A week ago, I penned a piece regarding California’s newly passed SB 1322, and asked why California hadn’t slid off into the Pacific Ocean, as we’ve long been promised it one day would do.
SB 1322 is a California senate bill that “decriminalizes” child prostitution. The article I wrote highlighted the outraged position of a Republican lawmaker in the California Senate, who felt there was no difference between decriminalizing and legalization, and who also felt this newly passed law was opening a Pandora’s Box of troubles for children in the state.
I personally agreed with him, and still do.
I was immediately inundated with messages from people who wanted me to reconsider the “facts” of the bill, assuming I had not read its content.
That part is right. I’d only heard bits and pieces about the bill and it struck me as a bad omen of things to come.
After reading the bill further, I felt no more swayed to consider it a positive thing than before I read it.
And yes, I know others will disagree.
Some, however, have a street-level view of the issue and see it for what it is.
Tony Herrera is a California law enforcement officer, who has over a decade of experience working undercover with prostitution-related cases, and who also works with E3 Research, a policy think tank group based in California.
Officer Herrera submitted an op-ed to the Washington Examiner, and he makes some very cogent points, cutting through the “feel good” narrative that California lawmakers have pushed, regarding SB 1322 – that this is helping victimized children, by not giving them a criminal record and making them wards of the state, so they could get help.
As a California law enforcement officer, I have dedicated my life to helping those who can’t help themselves, and so child prostitution debates strike a nerve with me. This is not just a political debate for my colleagues and me. This is what we dedicate our lives to. I can say with full confidence that California has implemented a harmful policy that will cause further exploitation of our state’s most vulnerable children.
California SB 1322 “exempts persons under 18 years of age from criminal statutes regarding soliciting, engaging in, and loitering for purposes of prostitution if that minor receives money or other consideration.” Further, it “will require a law enforcement officer to refer the juvenile to a county social services agency.” Make no mistake, California: This is the legalization of child prostitution.
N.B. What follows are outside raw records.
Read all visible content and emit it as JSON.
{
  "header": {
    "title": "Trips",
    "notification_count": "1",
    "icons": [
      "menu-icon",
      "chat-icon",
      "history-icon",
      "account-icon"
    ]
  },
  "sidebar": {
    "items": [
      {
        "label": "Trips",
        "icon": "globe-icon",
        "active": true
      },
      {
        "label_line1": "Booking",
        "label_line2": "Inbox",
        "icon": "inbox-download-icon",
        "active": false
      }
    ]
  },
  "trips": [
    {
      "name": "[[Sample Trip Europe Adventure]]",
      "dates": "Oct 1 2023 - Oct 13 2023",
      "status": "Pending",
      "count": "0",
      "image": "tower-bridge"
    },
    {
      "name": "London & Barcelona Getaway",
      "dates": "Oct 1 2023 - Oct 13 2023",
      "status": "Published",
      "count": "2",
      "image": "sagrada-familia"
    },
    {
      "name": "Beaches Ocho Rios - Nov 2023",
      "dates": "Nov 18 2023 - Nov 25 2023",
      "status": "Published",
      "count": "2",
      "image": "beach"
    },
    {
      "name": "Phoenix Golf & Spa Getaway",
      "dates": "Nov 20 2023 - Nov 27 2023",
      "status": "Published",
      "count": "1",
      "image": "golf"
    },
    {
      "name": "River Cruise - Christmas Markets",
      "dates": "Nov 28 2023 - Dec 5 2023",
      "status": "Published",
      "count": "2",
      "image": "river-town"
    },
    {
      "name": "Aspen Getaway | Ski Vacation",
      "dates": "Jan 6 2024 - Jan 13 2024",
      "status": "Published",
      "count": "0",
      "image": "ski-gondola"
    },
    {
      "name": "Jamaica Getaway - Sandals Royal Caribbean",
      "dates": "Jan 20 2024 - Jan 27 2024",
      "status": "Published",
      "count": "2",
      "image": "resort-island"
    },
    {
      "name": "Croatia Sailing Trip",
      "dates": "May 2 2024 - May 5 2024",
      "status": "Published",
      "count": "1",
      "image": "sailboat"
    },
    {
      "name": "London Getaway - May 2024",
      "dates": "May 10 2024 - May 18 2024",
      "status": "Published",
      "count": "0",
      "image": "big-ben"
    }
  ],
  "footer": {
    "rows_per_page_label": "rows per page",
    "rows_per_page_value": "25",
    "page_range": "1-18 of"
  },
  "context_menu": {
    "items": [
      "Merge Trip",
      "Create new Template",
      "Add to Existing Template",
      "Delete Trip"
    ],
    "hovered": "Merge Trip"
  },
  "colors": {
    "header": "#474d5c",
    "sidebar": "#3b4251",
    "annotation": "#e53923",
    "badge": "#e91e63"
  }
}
I have struggled with the explanation some who have contacted me have used that this new law did not legalize child prostitution. It just made it “not illegal.”
Well, that’s clear as mud, isn’t it?
To put it another way, the English Oxford Dictionary defines the word, Decriminalize in this way: Cease to treat (something) as illegal or as a criminal offence.
I have seen the claims stating that law enforcement can still “interfere.” Temporary custody and referring juveniles to a county social services agency is in not sufficient for disrupting the child sex trade. That requires tools to truly get to the source of child prostitution – by taking down the pimp. It’s not a pleasant fact, but it’s true: Without the threat of criminal charges, coerced child prostitutes have no incentive to turn in their pimps. By eliminating the jurisdiction of the juvenile delinquency court, California politicians took away tools prosecutors and law enforcement can use to convince a juvenile prostitute to turn in her pimp, get the help she needs, and end the cycle.
Supporters of SB 1322 surely have good intentions. They, however, imply that we law enforcement officials opposing their law do not have the same exact goal. We’re not trying to punish children. We’re steering them to safety. The purpose of the juvenile delinquency system is to rehabilitate, not to punish, which is exactly why juvenile records are nearly automatically sealed for most crimes.
And that’s another good point. The criminal records of minors are sealed, and it takes quite a bit of legal maneuvering to have those records cracked open when they become adults.
This, however, is the most chilling part of Herrera’s argument, and it is one that I’ve stressed, myself, having researched and written about human sex trafficking on more than one occasion:
On the subject of pimps — it is important to note that this black market thrives on legal loopholes such as these. Not only did California tie law enforcement’s hands and remove their only opportunity to address the source of this heinous issue — California has now provided pimps more incentive to recruit and exploit minors: only these prostitutes would be shielded from arrest and jailing. Further, we have now given them a marketing tool to appeal to our most vulnerable youth by telling them that our justice system now no longer criminalizes this act.
Did you catch that? Vulnerable youth will be targeted by the manipulations of pimps even more voraciously now, because the ghouls that traffic human misery will see more profit in pimping out a commodity that can’t be arrested. Making them “wards of the state” doesn’t have quite the same sobering effect as being brought in by the police. Not to mention, lawmakers apparently are watching too many crime dramas, and they feel law enforcement can’t be an active part in arranging for compassionate care for these exploited youth.
Officer Herrera goes on to point out that although he felt the intentions of lawmakers in this case were good, they’ve inadvertently made a bad situation worse. He suggests that they go back to the drawing board, and this time, include law enforcement in the process, rather than cut them out.
I agree. After all, who has a better take on the problem: bureaucrats in the state capital, or the officers on the streets, who see it and deal with it every day?